    The term military ‘de-escalation’ relates to the spectrum of conflict. A conflict can range from the lowest pre-crisis stage and diplomatic actions to military posturing to non-conventional war to limited war and further to a full blown out conventional war, and at the farthest end of the spectrum, the nuclear war. Military de-escalation refers to moving from a higher spectrum to a lower spectrum of conflict.    

    Posted on January 12, 2021

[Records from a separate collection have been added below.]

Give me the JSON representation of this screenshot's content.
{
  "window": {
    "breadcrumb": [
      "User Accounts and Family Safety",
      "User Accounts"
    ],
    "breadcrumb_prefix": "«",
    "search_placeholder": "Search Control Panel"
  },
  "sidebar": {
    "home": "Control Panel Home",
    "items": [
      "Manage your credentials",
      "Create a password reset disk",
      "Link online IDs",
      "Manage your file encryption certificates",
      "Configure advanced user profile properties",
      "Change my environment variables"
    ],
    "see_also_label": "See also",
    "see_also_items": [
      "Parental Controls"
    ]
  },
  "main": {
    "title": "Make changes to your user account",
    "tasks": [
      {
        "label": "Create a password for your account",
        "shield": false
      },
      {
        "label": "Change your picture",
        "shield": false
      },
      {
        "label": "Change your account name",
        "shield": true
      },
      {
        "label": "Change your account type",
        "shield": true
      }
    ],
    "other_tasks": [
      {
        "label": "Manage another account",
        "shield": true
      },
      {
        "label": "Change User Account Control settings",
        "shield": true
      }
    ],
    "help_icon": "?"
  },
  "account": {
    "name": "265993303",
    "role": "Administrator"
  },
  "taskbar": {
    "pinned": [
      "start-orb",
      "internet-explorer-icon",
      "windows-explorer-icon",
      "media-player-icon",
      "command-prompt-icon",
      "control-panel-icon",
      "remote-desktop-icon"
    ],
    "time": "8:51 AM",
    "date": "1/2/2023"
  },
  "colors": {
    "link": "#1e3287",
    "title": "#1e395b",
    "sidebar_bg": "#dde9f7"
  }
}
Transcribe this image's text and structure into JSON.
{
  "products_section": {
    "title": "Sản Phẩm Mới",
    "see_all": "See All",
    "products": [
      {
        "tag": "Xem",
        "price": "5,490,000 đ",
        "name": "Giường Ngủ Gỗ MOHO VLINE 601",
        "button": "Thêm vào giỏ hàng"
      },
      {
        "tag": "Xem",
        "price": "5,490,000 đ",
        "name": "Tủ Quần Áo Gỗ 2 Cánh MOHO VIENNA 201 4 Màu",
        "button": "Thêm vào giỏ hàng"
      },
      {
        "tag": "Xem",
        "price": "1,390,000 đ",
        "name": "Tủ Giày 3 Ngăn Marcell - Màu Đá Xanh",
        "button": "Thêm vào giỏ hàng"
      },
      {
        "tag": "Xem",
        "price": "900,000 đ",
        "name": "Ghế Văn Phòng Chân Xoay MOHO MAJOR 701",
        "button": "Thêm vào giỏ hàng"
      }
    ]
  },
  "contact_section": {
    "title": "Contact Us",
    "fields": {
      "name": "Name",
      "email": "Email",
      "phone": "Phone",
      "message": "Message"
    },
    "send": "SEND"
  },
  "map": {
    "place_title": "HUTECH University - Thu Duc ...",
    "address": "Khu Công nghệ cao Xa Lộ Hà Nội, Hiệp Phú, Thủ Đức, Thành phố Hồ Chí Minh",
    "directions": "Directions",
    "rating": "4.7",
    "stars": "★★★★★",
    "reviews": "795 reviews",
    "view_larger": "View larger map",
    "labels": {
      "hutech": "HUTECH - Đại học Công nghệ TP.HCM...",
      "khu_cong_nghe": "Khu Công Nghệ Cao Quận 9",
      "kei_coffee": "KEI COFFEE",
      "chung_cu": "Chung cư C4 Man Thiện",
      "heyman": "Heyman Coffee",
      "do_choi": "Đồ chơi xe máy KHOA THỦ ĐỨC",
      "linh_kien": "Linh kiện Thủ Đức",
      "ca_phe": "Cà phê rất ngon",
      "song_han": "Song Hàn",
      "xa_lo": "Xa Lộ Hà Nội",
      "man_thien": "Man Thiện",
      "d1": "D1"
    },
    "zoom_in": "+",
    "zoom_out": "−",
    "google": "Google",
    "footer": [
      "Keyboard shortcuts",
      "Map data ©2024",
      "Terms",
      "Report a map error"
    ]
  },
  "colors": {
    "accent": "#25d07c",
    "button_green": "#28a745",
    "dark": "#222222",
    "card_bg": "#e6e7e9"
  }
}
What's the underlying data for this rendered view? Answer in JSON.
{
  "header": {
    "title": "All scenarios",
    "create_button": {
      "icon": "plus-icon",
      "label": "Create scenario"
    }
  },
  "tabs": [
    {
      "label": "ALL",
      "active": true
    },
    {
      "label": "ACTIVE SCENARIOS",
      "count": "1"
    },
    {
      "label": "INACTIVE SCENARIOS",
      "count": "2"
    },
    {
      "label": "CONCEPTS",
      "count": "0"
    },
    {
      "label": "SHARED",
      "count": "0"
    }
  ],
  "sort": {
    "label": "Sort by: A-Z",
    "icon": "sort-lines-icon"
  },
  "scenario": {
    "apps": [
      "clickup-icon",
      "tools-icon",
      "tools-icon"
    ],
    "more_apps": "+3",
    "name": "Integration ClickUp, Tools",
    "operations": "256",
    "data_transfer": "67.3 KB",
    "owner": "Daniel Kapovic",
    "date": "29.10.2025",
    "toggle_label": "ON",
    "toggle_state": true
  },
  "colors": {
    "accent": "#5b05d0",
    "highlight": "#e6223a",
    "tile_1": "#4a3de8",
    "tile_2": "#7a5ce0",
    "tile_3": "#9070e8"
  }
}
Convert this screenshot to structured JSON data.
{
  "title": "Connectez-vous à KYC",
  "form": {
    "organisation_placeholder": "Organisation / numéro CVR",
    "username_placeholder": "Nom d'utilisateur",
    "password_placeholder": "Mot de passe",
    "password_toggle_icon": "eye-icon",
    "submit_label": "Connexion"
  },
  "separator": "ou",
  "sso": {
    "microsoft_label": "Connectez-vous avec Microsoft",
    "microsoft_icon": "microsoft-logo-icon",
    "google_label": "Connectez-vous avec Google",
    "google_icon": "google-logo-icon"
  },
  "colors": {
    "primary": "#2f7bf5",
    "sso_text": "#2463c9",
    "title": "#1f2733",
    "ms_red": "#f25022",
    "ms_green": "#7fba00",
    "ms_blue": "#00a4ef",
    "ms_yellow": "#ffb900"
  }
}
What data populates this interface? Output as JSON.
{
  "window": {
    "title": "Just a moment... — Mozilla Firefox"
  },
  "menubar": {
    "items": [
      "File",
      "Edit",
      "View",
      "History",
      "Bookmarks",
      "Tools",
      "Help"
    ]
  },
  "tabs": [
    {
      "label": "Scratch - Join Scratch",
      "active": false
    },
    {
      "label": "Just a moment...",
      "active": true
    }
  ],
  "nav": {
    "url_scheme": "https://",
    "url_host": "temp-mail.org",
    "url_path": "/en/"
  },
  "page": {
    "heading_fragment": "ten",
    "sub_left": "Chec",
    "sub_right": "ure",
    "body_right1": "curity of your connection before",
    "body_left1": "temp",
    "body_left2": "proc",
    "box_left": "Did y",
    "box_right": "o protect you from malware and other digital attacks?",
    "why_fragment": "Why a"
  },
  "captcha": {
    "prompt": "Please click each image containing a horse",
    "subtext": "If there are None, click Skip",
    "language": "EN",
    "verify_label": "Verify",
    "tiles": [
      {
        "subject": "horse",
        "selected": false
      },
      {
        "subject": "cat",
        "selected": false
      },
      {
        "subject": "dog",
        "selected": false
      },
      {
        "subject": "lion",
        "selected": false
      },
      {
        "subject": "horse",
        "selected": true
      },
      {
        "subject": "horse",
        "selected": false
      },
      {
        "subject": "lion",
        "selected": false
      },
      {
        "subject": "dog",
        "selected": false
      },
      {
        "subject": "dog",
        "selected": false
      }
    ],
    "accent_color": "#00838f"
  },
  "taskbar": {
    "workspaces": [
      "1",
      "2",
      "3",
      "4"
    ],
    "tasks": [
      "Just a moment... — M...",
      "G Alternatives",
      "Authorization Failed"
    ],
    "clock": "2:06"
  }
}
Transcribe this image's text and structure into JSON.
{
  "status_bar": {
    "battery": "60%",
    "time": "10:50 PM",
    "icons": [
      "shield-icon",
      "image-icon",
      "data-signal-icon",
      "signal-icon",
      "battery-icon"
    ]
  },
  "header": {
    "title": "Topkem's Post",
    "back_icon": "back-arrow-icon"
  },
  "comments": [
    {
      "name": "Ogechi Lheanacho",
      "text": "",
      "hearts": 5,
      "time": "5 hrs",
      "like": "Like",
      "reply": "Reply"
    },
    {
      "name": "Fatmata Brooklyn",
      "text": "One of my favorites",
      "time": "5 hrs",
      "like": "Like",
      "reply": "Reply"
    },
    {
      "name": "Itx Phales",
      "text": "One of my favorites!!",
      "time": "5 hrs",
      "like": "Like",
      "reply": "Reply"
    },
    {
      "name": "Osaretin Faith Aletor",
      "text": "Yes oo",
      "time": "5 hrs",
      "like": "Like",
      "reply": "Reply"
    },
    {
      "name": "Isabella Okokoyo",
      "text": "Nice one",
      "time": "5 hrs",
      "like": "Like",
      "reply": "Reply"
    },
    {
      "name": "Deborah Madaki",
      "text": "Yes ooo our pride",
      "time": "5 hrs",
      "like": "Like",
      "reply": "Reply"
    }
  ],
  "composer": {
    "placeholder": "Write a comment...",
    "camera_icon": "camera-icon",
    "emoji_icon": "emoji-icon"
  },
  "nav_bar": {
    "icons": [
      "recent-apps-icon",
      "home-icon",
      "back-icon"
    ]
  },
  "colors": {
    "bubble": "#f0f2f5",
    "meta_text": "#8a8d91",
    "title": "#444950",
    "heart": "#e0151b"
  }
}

    Views expressed are of the expert and do not necessarily reflect the views of the Manohar Parrikar IDSA or the Government of India.